◆ Brief ◆
Pictures aside, repeat the whole listing word for word.
(Available records begins)
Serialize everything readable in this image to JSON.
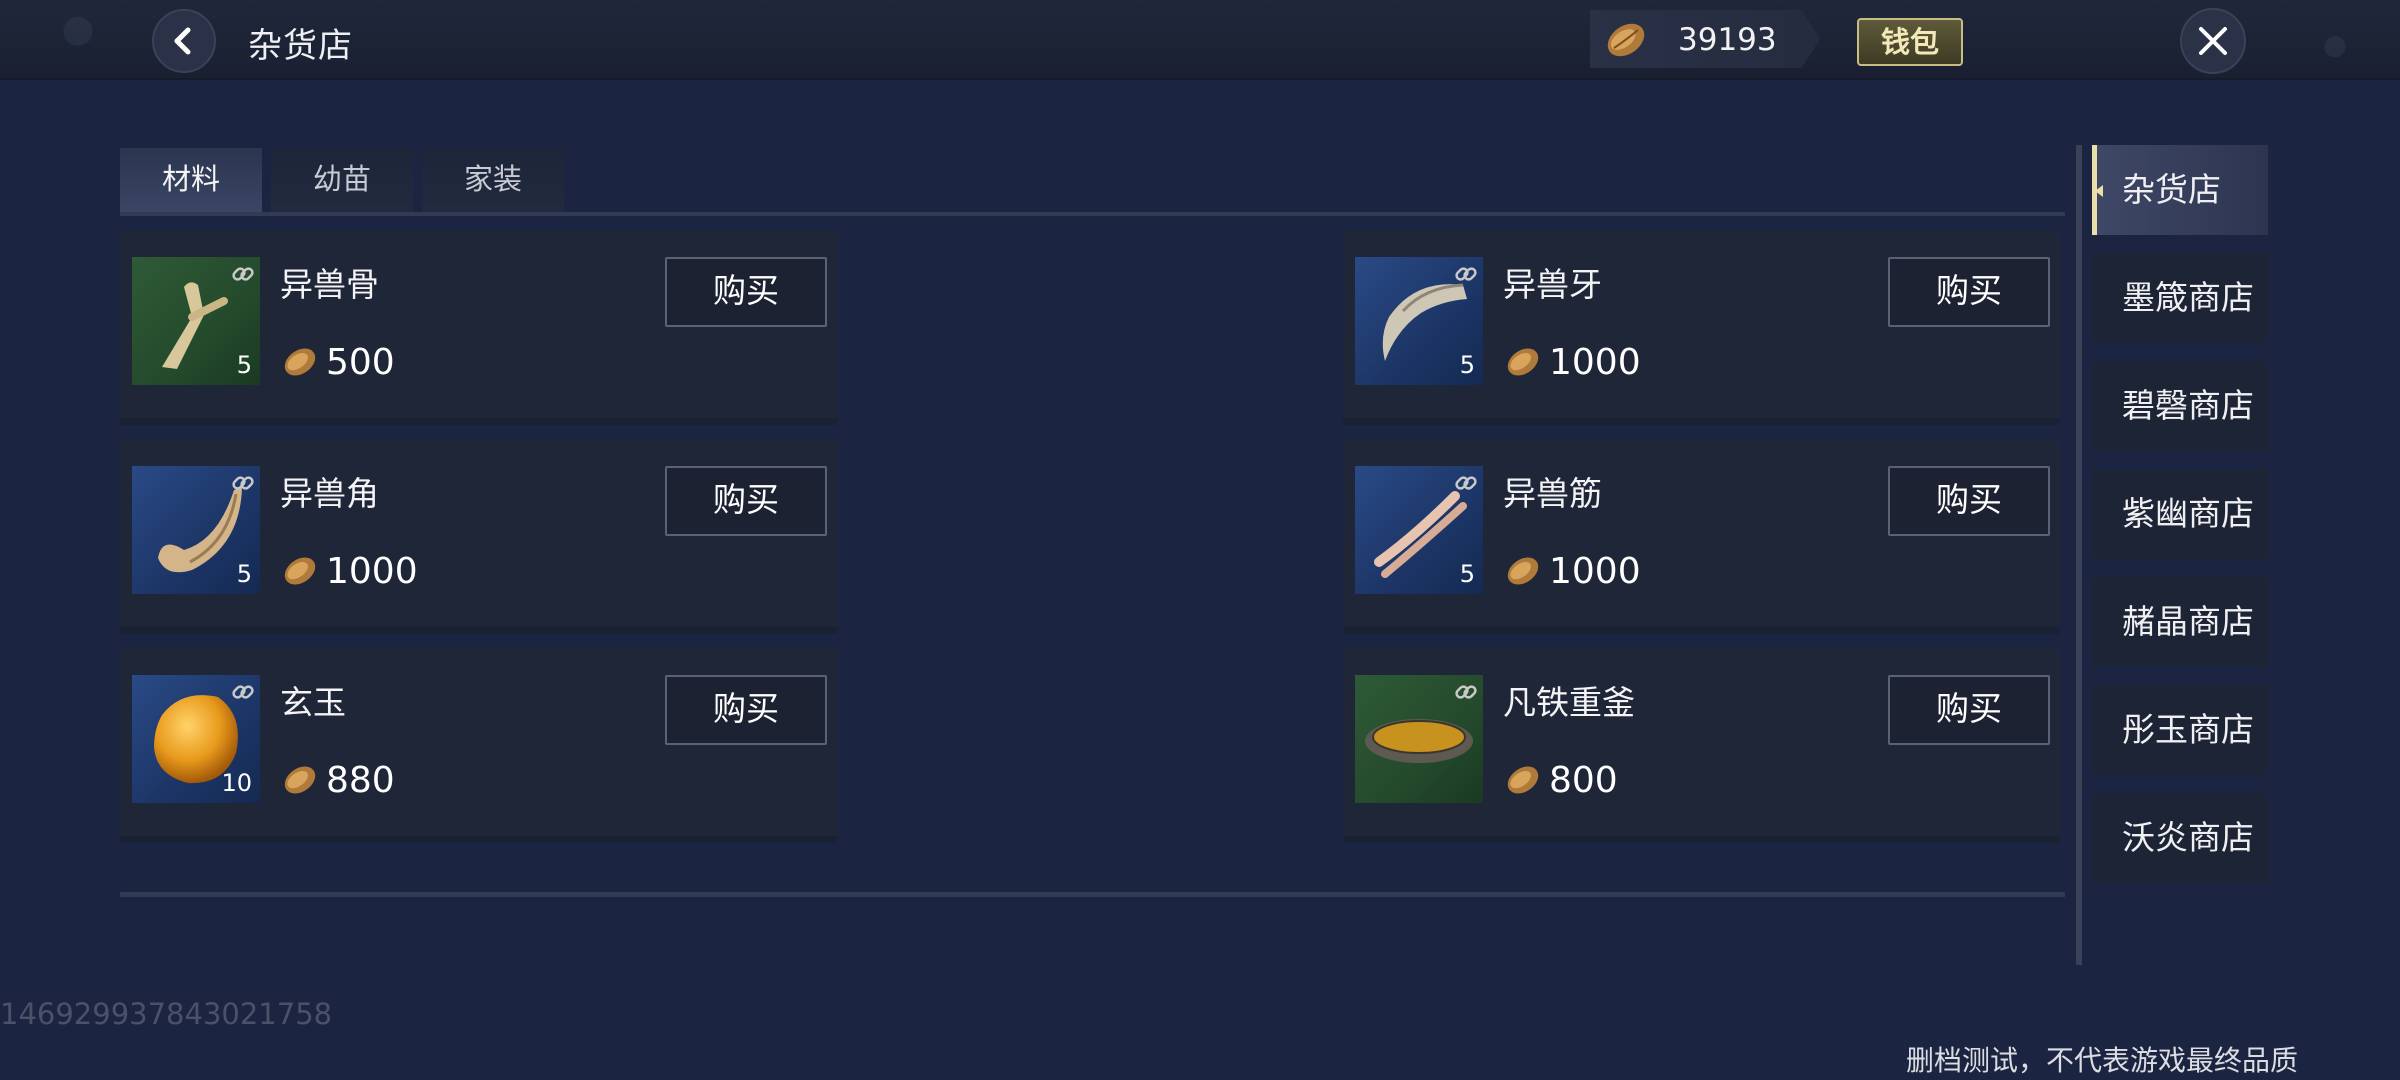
{
  "header": {
    "title": "杂货店",
    "currency_amount": "39193",
    "wallet_label": "钱包"
  },
  "tabs": [
    {
      "label": "材料",
      "active": true
    },
    {
      "label": "幼苗",
      "active": false
    },
    {
      "label": "家装",
      "active": false
    }
  ],
  "items": [
    {
      "name": "异兽骨",
      "qty": "5",
      "price": "500",
      "buy_label": "购买"
    },
    {
      "name": "异兽牙",
      "qty": "5",
      "price": "1000",
      "buy_label": "购买"
    },
    {
      "name": "异兽角",
      "qty": "5",
      "price": "1000",
      "buy_label": "购买"
    },
    {
      "name": "异兽筋",
      "qty": "5",
      "price": "1000",
      "buy_label": "购买"
    },
    {
      "name": "玄玉",
      "qty": "10",
      "price": "880",
      "buy_label": "购买"
    },
    {
      "name": "凡铁重釜",
      "qty": "",
      "price": "800",
      "buy_label": "购买"
    }
  ],
  "shops": [
    {
      "label": "杂货店",
      "active": true
    },
    {
      "label": "墨箴商店",
      "active": false
    },
    {
      "label": "碧磬商店",
      "active": false
    },
    {
      "label": "紫幽商店",
      "active": false
    },
    {
      "label": "赭晶商店",
      "active": false
    },
    {
      "label": "彤玉商店",
      "active": false
    },
    {
      "label": "沃炎商店",
      "active": false
    }
  ],
  "footer": {
    "uid": "1469299378430217​58",
    "disclaimer": "删档测试，不代表游戏最终品质"
  },
  "colors": {
    "background": "#1b2440",
    "accent": "#e8dfaa",
    "card": "#1f2638"
  },
  "icons": [
    "back-arrow-icon",
    "seed-currency-icon",
    "close-icon",
    "link-icon"
  ]
}
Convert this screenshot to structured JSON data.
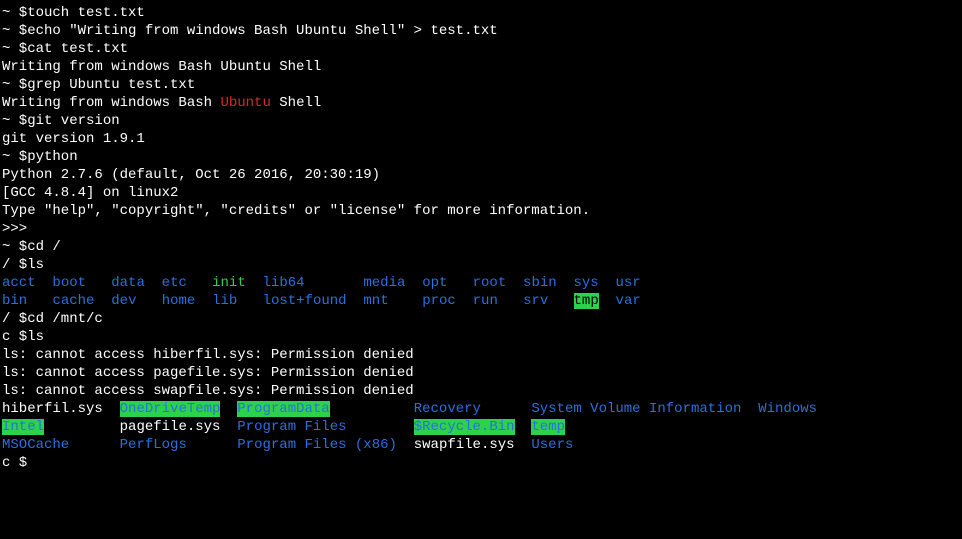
{
  "colors": {
    "bg": "#000000",
    "fg": "#ffffff",
    "dir": "#2d6fde",
    "exe": "#2bd24c",
    "hl_bg": "#2bd24c",
    "red": "#d22b2b"
  },
  "lines": {
    "l0": "~ $touch test.txt",
    "l1": "~ $echo \"Writing from windows Bash Ubuntu Shell\" > test.txt",
    "l2": "~ $cat test.txt",
    "l3": "Writing from windows Bash Ubuntu Shell",
    "l4": "~ $grep Ubuntu test.txt",
    "l5a": "Writing from windows Bash ",
    "l5b": "Ubuntu",
    "l5c": " Shell",
    "l6": "~ $git version",
    "l7": "git version 1.9.1",
    "l8": "~ $python",
    "l9": "Python 2.7.6 (default, Oct 26 2016, 20:30:19)",
    "l10": "[GCC 4.8.4] on linux2",
    "l11": "Type \"help\", \"copyright\", \"credits\" or \"license\" for more information.",
    "l12": ">>>",
    "l13": "~ $cd /",
    "l14": "/ $ls",
    "root_row1": {
      "acct": "acct",
      "boot": "boot",
      "data": "data",
      "etc": "etc",
      "init": "init",
      "lib64": "lib64",
      "media": "media",
      "opt": "opt",
      "root": "root",
      "sbin": "sbin",
      "sys": "sys",
      "usr": "usr"
    },
    "root_row2": {
      "bin": "bin",
      "cache": "cache",
      "dev": "dev",
      "home": "home",
      "lib": "lib",
      "lostfound": "lost+found",
      "mnt": "mnt",
      "proc": "proc",
      "run": "run",
      "srv": "srv",
      "tmp": "tmp",
      "var": "var"
    },
    "l17": "/ $cd /mnt/c",
    "l18": "c $ls",
    "l19": "ls: cannot access hiberfil.sys: Permission denied",
    "l20": "ls: cannot access pagefile.sys: Permission denied",
    "l21": "ls: cannot access swapfile.sys: Permission denied",
    "c_row1": {
      "hiberfil": "hiberfil.sys",
      "onedrive": "OneDriveTemp",
      "programdata": "ProgramData",
      "recovery": "Recovery",
      "sysvol": "System Volume Information",
      "windows": "Windows"
    },
    "c_row2": {
      "intel": "Intel",
      "pagefile": "pagefile.sys",
      "programfiles": "Program Files",
      "recycle": "$Recycle.Bin",
      "temp": "temp"
    },
    "c_row3": {
      "msocache": "MSOCache",
      "perflogs": "PerfLogs",
      "pf86": "Program Files (x86)",
      "swapfile": "swapfile.sys",
      "users": "Users"
    },
    "l25": "c $"
  }
}
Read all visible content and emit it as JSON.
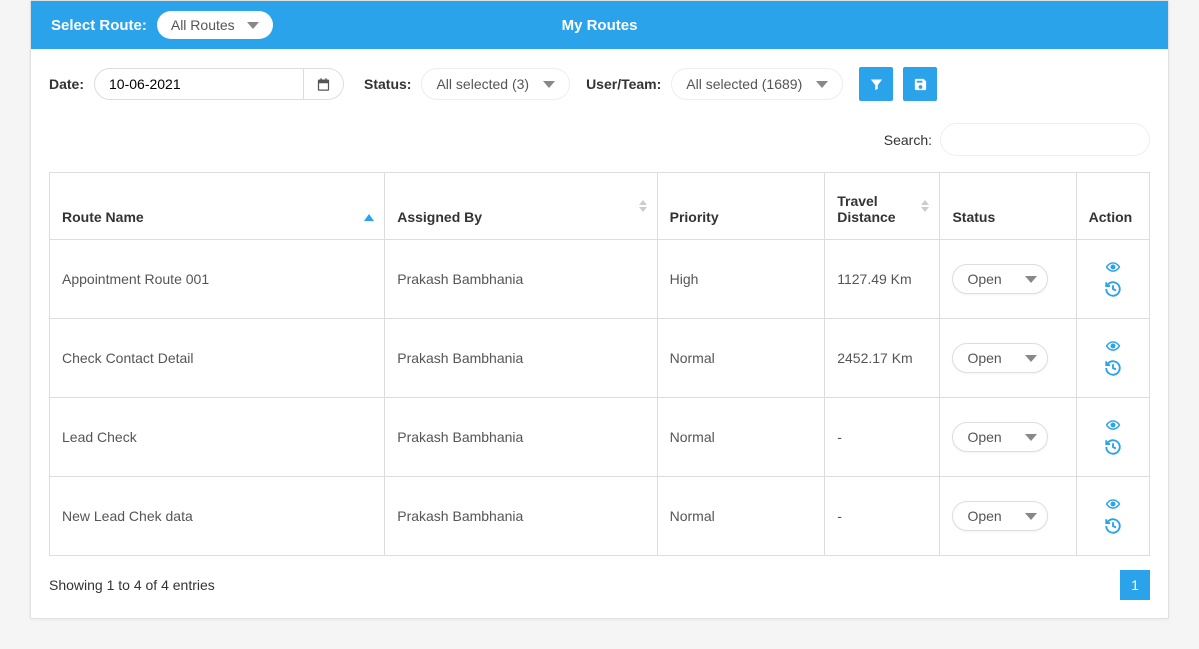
{
  "header": {
    "select_route_label": "Select Route:",
    "route_dropdown_value": "All Routes",
    "title": "My Routes"
  },
  "filters": {
    "date_label": "Date:",
    "date_value": "10-06-2021",
    "status_label": "Status:",
    "status_value": "All selected (3)",
    "userteam_label": "User/Team:",
    "userteam_value": "All selected (1689)"
  },
  "search": {
    "label": "Search:",
    "value": ""
  },
  "table": {
    "columns": {
      "route_name": "Route Name",
      "assigned_by": "Assigned By",
      "priority": "Priority",
      "travel_distance": "Travel Distance",
      "status": "Status",
      "action": "Action"
    },
    "rows": [
      {
        "route_name": "Appointment Route 001",
        "assigned_by": "Prakash Bambhania",
        "priority": "High",
        "travel_distance": "1127.49 Km",
        "status": "Open"
      },
      {
        "route_name": "Check Contact Detail",
        "assigned_by": "Prakash Bambhania",
        "priority": "Normal",
        "travel_distance": "2452.17 Km",
        "status": "Open"
      },
      {
        "route_name": "Lead Check",
        "assigned_by": "Prakash Bambhania",
        "priority": "Normal",
        "travel_distance": "-",
        "status": "Open"
      },
      {
        "route_name": "New Lead Chek data",
        "assigned_by": "Prakash Bambhania",
        "priority": "Normal",
        "travel_distance": "-",
        "status": "Open"
      }
    ]
  },
  "footer": {
    "entries_text": "Showing 1 to 4 of 4 entries",
    "pages": [
      "1"
    ]
  }
}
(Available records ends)
◆ Answer box ◆
Serialize everything readable in this image to JSON.
{
  "header": {
    "title": "杂货店",
    "currency_amount": "39193",
    "wallet_label": "钱包"
  },
  "tabs": [
    {
      "label": "材料",
      "active": true
    },
    {
      "label": "幼苗",
      "active": false
    },
    {
      "label": "家装",
      "active": false
    }
  ],
  "items": [
    {
      "name": "异兽骨",
      "qty": "5",
      "price": "500",
      "buy_label": "购买"
    },
    {
      "name": "异兽牙",
      "qty": "5",
      "price": "1000",
      "buy_label": "购买"
    },
    {
      "name": "异兽角",
      "qty": "5",
      "price": "1000",
      "buy_label": "购买"
    },
    {
      "name": "异兽筋",
      "qty": "5",
      "price": "1000",
      "buy_label": "购买"
    },
    {
      "name": "玄玉",
      "qty": "10",
      "price": "880",
      "buy_label": "购买"
    },
    {
      "name": "凡铁重釜",
      "qty": "",
      "price": "800",
      "buy_label": "购买"
    }
  ],
  "shops": [
    {
      "label": "杂货店",
      "active": true
    },
    {
      "label": "墨箴商店",
      "active": false
    },
    {
      "label": "碧磬商店",
      "active": false
    },
    {
      "label": "紫幽商店",
      "active": false
    },
    {
      "label": "赭晶商店",
      "active": false
    },
    {
      "label": "彤玉商店",
      "active": false
    },
    {
      "label": "沃炎商店",
      "active": false
    }
  ],
  "footer": {
    "uid": "1469299378430217​58",
    "disclaimer": "删档测试，不代表游戏最终品质"
  },
  "colors": {
    "background": "#1b2440",
    "accent": "#e8dfaa",
    "card": "#1f2638"
  },
  "icons": [
    "back-arrow-icon",
    "seed-currency-icon",
    "close-icon",
    "link-icon"
  ]
}
Convert this screenshot to structured JSON data.
{
  "colors": {
    "bg": "#000000",
    "fg": "#ffffff",
    "dir": "#2d6fde",
    "exe": "#2bd24c",
    "hl_bg": "#2bd24c",
    "red": "#d22b2b"
  },
  "lines": {
    "l0": "~ $touch test.txt",
    "l1": "~ $echo \"Writing from windows Bash Ubuntu Shell\" > test.txt",
    "l2": "~ $cat test.txt",
    "l3": "Writing from windows Bash Ubuntu Shell",
    "l4": "~ $grep Ubuntu test.txt",
    "l5a": "Writing from windows Bash ",
    "l5b": "Ubuntu",
    "l5c": " Shell",
    "l6": "~ $git version",
    "l7": "git version 1.9.1",
    "l8": "~ $python",
    "l9": "Python 2.7.6 (default, Oct 26 2016, 20:30:19)",
    "l10": "[GCC 4.8.4] on linux2",
    "l11": "Type \"help\", \"copyright\", \"credits\" or \"license\" for more information.",
    "l12": ">>>",
    "l13": "~ $cd /",
    "l14": "/ $ls",
    "root_row1": {
      "acct": "acct",
      "boot": "boot",
      "data": "data",
      "etc": "etc",
      "init": "init",
      "lib64": "lib64",
      "media": "media",
      "opt": "opt",
      "root": "root",
      "sbin": "sbin",
      "sys": "sys",
      "usr": "usr"
    },
    "root_row2": {
      "bin": "bin",
      "cache": "cache",
      "dev": "dev",
      "home": "home",
      "lib": "lib",
      "lostfound": "lost+found",
      "mnt": "mnt",
      "proc": "proc",
      "run": "run",
      "srv": "srv",
      "tmp": "tmp",
      "var": "var"
    },
    "l17": "/ $cd /mnt/c",
    "l18": "c $ls",
    "l19": "ls: cannot access hiberfil.sys: Permission denied",
    "l20": "ls: cannot access pagefile.sys: Permission denied",
    "l21": "ls: cannot access swapfile.sys: Permission denied",
    "c_row1": {
      "hiberfil": "hiberfil.sys",
      "onedrive": "OneDriveTemp",
      "programdata": "ProgramData",
      "recovery": "Recovery",
      "sysvol": "System Volume Information",
      "windows": "Windows"
    },
    "c_row2": {
      "intel": "Intel",
      "pagefile": "pagefile.sys",
      "programfiles": "Program Files",
      "recycle": "$Recycle.Bin",
      "temp": "temp"
    },
    "c_row3": {
      "msocache": "MSOCache",
      "perflogs": "PerfLogs",
      "pf86": "Program Files (x86)",
      "swapfile": "swapfile.sys",
      "users": "Users"
    },
    "l25": "c $"
  }
}
Read all visible content and emit it as JSON.
{
  "header": {
    "select_route_label": "Select Route:",
    "route_dropdown_value": "All Routes",
    "title": "My Routes"
  },
  "filters": {
    "date_label": "Date:",
    "date_value": "10-06-2021",
    "status_label": "Status:",
    "status_value": "All selected (3)",
    "userteam_label": "User/Team:",
    "userteam_value": "All selected (1689)"
  },
  "search": {
    "label": "Search:",
    "value": ""
  },
  "table": {
    "columns": {
      "route_name": "Route Name",
      "assigned_by": "Assigned By",
      "priority": "Priority",
      "travel_distance": "Travel Distance",
      "status": "Status",
      "action": "Action"
    },
    "rows": [
      {
        "route_name": "Appointment Route 001",
        "assigned_by": "Prakash Bambhania",
        "priority": "High",
        "travel_distance": "1127.49 Km",
        "status": "Open"
      },
      {
        "route_name": "Check Contact Detail",
        "assigned_by": "Prakash Bambhania",
        "priority": "Normal",
        "travel_distance": "2452.17 Km",
        "status": "Open"
      },
      {
        "route_name": "Lead Check",
        "assigned_by": "Prakash Bambhania",
        "priority": "Normal",
        "travel_distance": "-",
        "status": "Open"
      },
      {
        "route_name": "New Lead Chek data",
        "assigned_by": "Prakash Bambhania",
        "priority": "Normal",
        "travel_distance": "-",
        "status": "Open"
      }
    ]
  },
  "footer": {
    "entries_text": "Showing 1 to 4 of 4 entries",
    "pages": [
      "1"
    ]
  }
}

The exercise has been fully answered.